►

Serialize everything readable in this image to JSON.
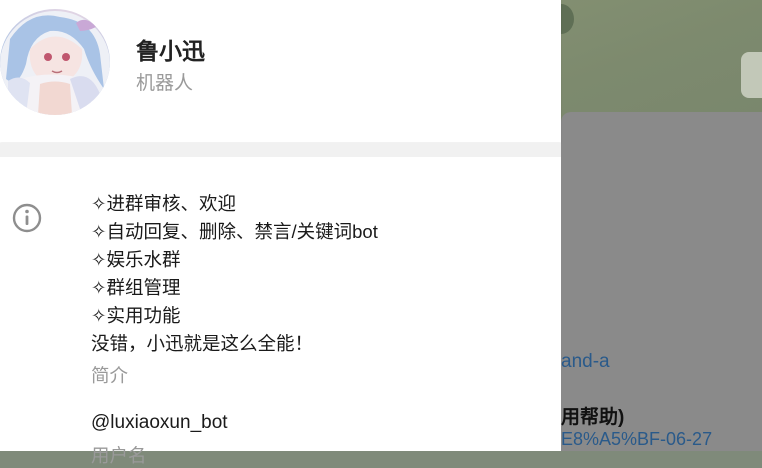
{
  "profile": {
    "name": "鲁小迅",
    "type_label": "机器人"
  },
  "bio": {
    "lines": [
      "✧进群审核、欢迎",
      "✧自动回复、删除、禁言/关键词bot",
      "✧娱乐水群",
      "✧群组管理",
      "✧实用功能",
      "没错，小迅就是这么全能！"
    ],
    "label": "简介"
  },
  "username": {
    "value": "@luxiaoxun_bot",
    "label": "用户名"
  },
  "background_chat": {
    "link_fragment": "and-a",
    "bold_fragment": "用帮助)",
    "link_fragment_2": "E8%A5%BF-06-27"
  },
  "icons": {
    "info": "info-icon"
  },
  "colors": {
    "secondary_text": "#9a9a9a",
    "primary_text": "#1a1a1a",
    "link": "#2a5a8a"
  }
}
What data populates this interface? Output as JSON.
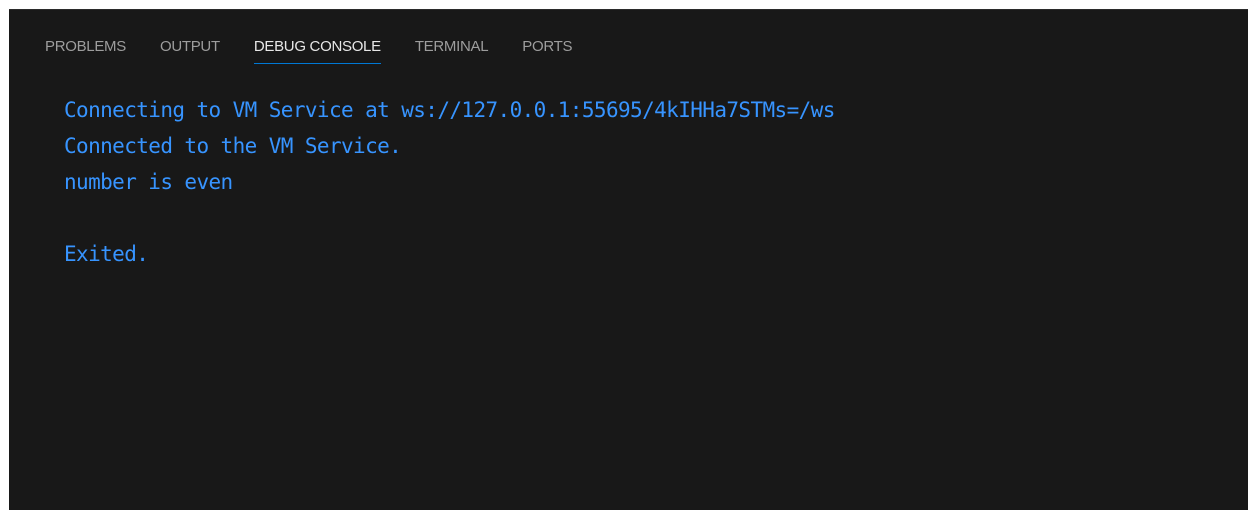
{
  "tabs": [
    {
      "label": "PROBLEMS",
      "active": false
    },
    {
      "label": "OUTPUT",
      "active": false
    },
    {
      "label": "DEBUG CONSOLE",
      "active": true
    },
    {
      "label": "TERMINAL",
      "active": false
    },
    {
      "label": "PORTS",
      "active": false
    }
  ],
  "console": {
    "lines": [
      "Connecting to VM Service at ws://127.0.0.1:55695/4kIHHa7STMs=/ws",
      "Connected to the VM Service.",
      "number is even",
      "",
      "Exited."
    ]
  },
  "colors": {
    "panel_background": "#181818",
    "console_text": "#3794ff",
    "active_tab_underline": "#0078d4",
    "active_tab_text": "#e7e7e7",
    "inactive_tab_text": "#9d9d9d"
  }
}
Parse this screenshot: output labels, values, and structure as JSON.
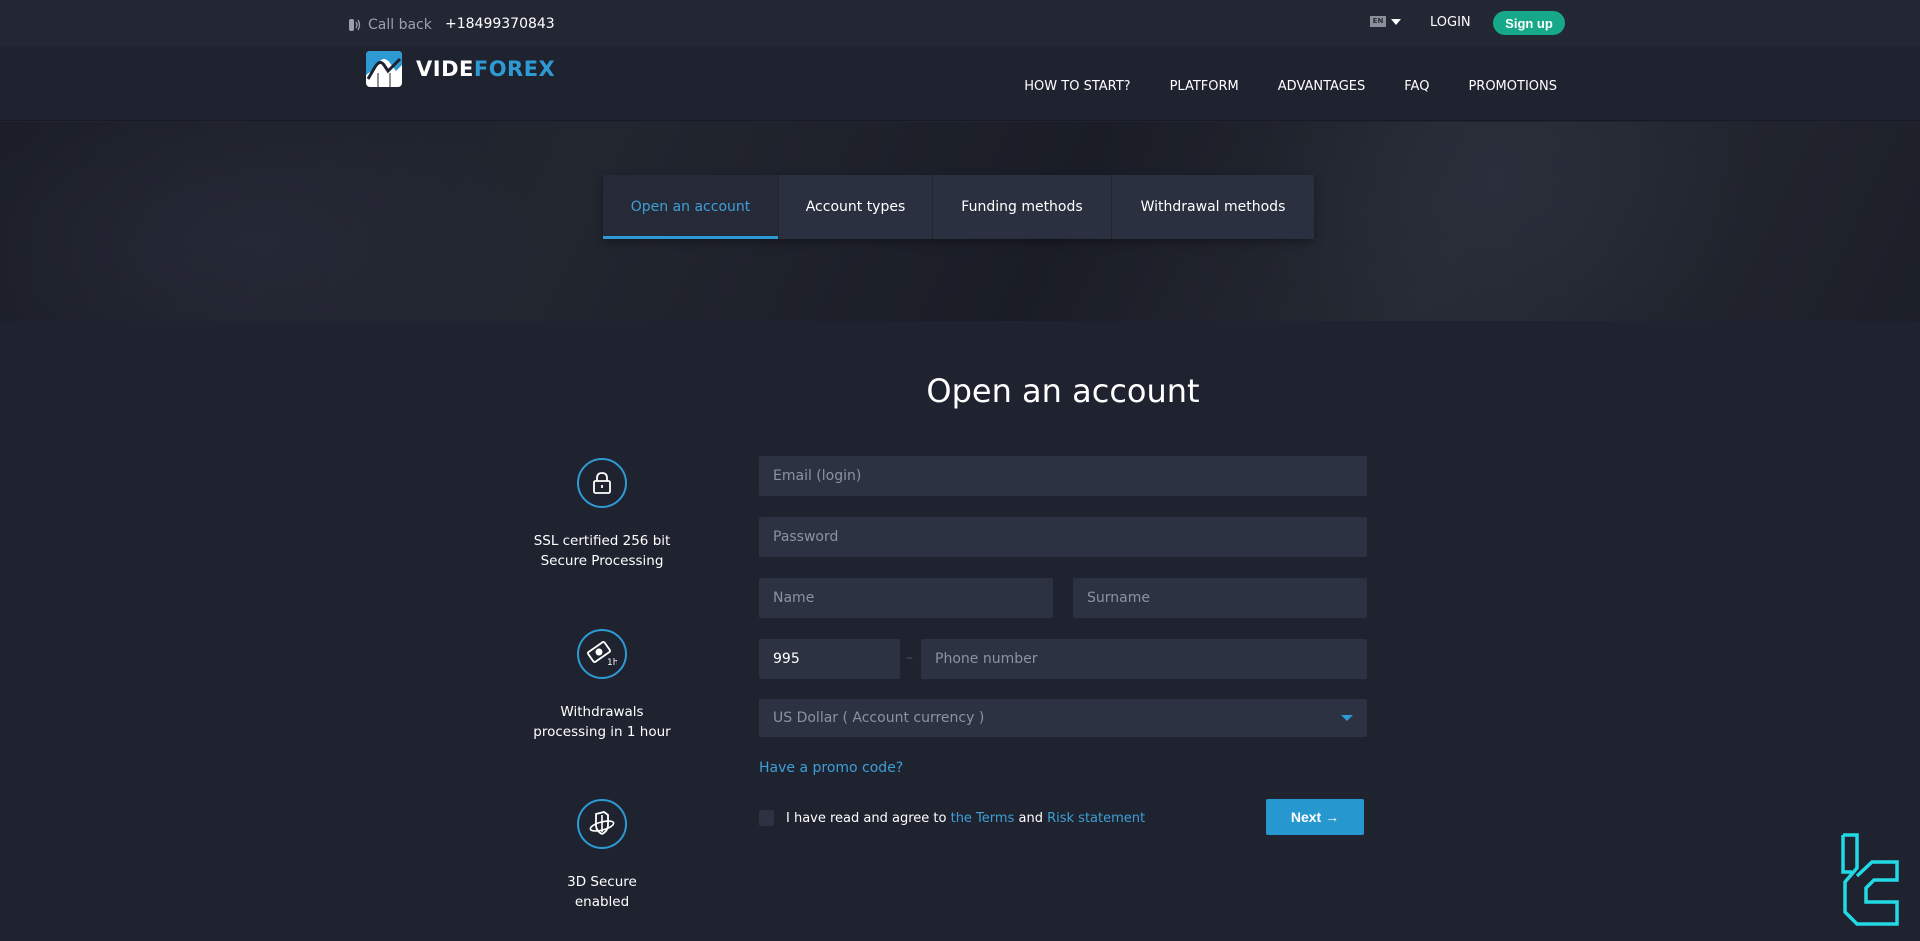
{
  "topbar": {
    "callback_label": "Call back",
    "phone_number": "+18499370843",
    "language": "EN",
    "login_label": "LOGIN",
    "signup_label": "Sign up"
  },
  "header": {
    "logo_part1": "VIDE",
    "logo_part2": "FOREX",
    "nav": [
      {
        "label": "HOW TO START?"
      },
      {
        "label": "PLATFORM"
      },
      {
        "label": "ADVANTAGES"
      },
      {
        "label": "FAQ"
      },
      {
        "label": "PROMOTIONS"
      }
    ]
  },
  "tabs": [
    {
      "label": "Open an account",
      "active": true
    },
    {
      "label": "Account types",
      "active": false
    },
    {
      "label": "Funding methods",
      "active": false
    },
    {
      "label": "Withdrawal methods",
      "active": false
    }
  ],
  "form": {
    "title": "Open an account",
    "email_placeholder": "Email (login)",
    "password_placeholder": "Password",
    "name_placeholder": "Name",
    "surname_placeholder": "Surname",
    "country_code_value": "995",
    "phone_separator": "–",
    "phone_placeholder": "Phone number",
    "currency_selected": "US Dollar ( Account currency )",
    "promo_link": "Have a promo code?",
    "agree_text": "I have read and agree to",
    "terms_link": "the Terms",
    "and_text": "and",
    "risk_link": "Risk statement",
    "next_label": "Next →"
  },
  "features": [
    {
      "icon": "lock-icon",
      "line1": "SSL certified 256 bit",
      "line2": "Secure Processing"
    },
    {
      "icon": "money-clock-icon",
      "line1": "Withdrawals",
      "line2": "processing in 1 hour"
    },
    {
      "icon": "shield-3d-icon",
      "line1": "3D Secure",
      "line2": "enabled"
    }
  ],
  "colors": {
    "accent": "#2e9ad3",
    "signup": "#17a889",
    "background": "#1f2330",
    "field": "#2c3242"
  }
}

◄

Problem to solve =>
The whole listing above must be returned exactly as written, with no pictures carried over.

Exercise output =>
Serialize everything readable in this image to JSON.
{
  "profile": {
    "name": "鲁小迅",
    "type_label": "机器人"
  },
  "bio": {
    "lines": [
      "✧进群审核、欢迎",
      "✧自动回复、删除、禁言/关键词bot",
      "✧娱乐水群",
      "✧群组管理",
      "✧实用功能",
      "没错，小迅就是这么全能！"
    ],
    "label": "简介"
  },
  "username": {
    "value": "@luxiaoxun_bot",
    "label": "用户名"
  },
  "background_chat": {
    "link_fragment": "and-a",
    "bold_fragment": "用帮助)",
    "link_fragment_2": "E8%A5%BF-06-27"
  },
  "icons": {
    "info": "info-icon"
  },
  "colors": {
    "secondary_text": "#9a9a9a",
    "primary_text": "#1a1a1a",
    "link": "#2a5a8a"
  }
}
What data populates this interface? Output as JSON.
{
  "tabs": [
    {
      "label": "PROBLEMS",
      "active": false
    },
    {
      "label": "OUTPUT",
      "active": false
    },
    {
      "label": "DEBUG CONSOLE",
      "active": true
    },
    {
      "label": "TERMINAL",
      "active": false
    },
    {
      "label": "PORTS",
      "active": false
    }
  ],
  "console": {
    "lines": [
      "Connecting to VM Service at ws://127.0.0.1:55695/4kIHHa7STMs=/ws",
      "Connected to the VM Service.",
      "number is even",
      "",
      "Exited."
    ]
  },
  "colors": {
    "panel_background": "#181818",
    "console_text": "#3794ff",
    "active_tab_underline": "#0078d4",
    "active_tab_text": "#e7e7e7",
    "inactive_tab_text": "#9d9d9d"
  }
}
Parse this screenshot: output labels, values, and structure as JSON.
{
  "topbar": {
    "callback_label": "Call back",
    "phone_number": "+18499370843",
    "language": "EN",
    "login_label": "LOGIN",
    "signup_label": "Sign up"
  },
  "header": {
    "logo_part1": "VIDE",
    "logo_part2": "FOREX",
    "nav": [
      {
        "label": "HOW TO START?"
      },
      {
        "label": "PLATFORM"
      },
      {
        "label": "ADVANTAGES"
      },
      {
        "label": "FAQ"
      },
      {
        "label": "PROMOTIONS"
      }
    ]
  },
  "tabs": [
    {
      "label": "Open an account",
      "active": true
    },
    {
      "label": "Account types",
      "active": false
    },
    {
      "label": "Funding methods",
      "active": false
    },
    {
      "label": "Withdrawal methods",
      "active": false
    }
  ],
  "form": {
    "title": "Open an account",
    "email_placeholder": "Email (login)",
    "password_placeholder": "Password",
    "name_placeholder": "Name",
    "surname_placeholder": "Surname",
    "country_code_value": "995",
    "phone_separator": "–",
    "phone_placeholder": "Phone number",
    "currency_selected": "US Dollar ( Account currency )",
    "promo_link": "Have a promo code?",
    "agree_text": "I have read and agree to",
    "terms_link": "the Terms",
    "and_text": "and",
    "risk_link": "Risk statement",
    "next_label": "Next →"
  },
  "features": [
    {
      "icon": "lock-icon",
      "line1": "SSL certified 256 bit",
      "line2": "Secure Processing"
    },
    {
      "icon": "money-clock-icon",
      "line1": "Withdrawals",
      "line2": "processing in 1 hour"
    },
    {
      "icon": "shield-3d-icon",
      "line1": "3D Secure",
      "line2": "enabled"
    }
  ],
  "colors": {
    "accent": "#2e9ad3",
    "signup": "#17a889",
    "background": "#1f2330",
    "field": "#2c3242"
  }
}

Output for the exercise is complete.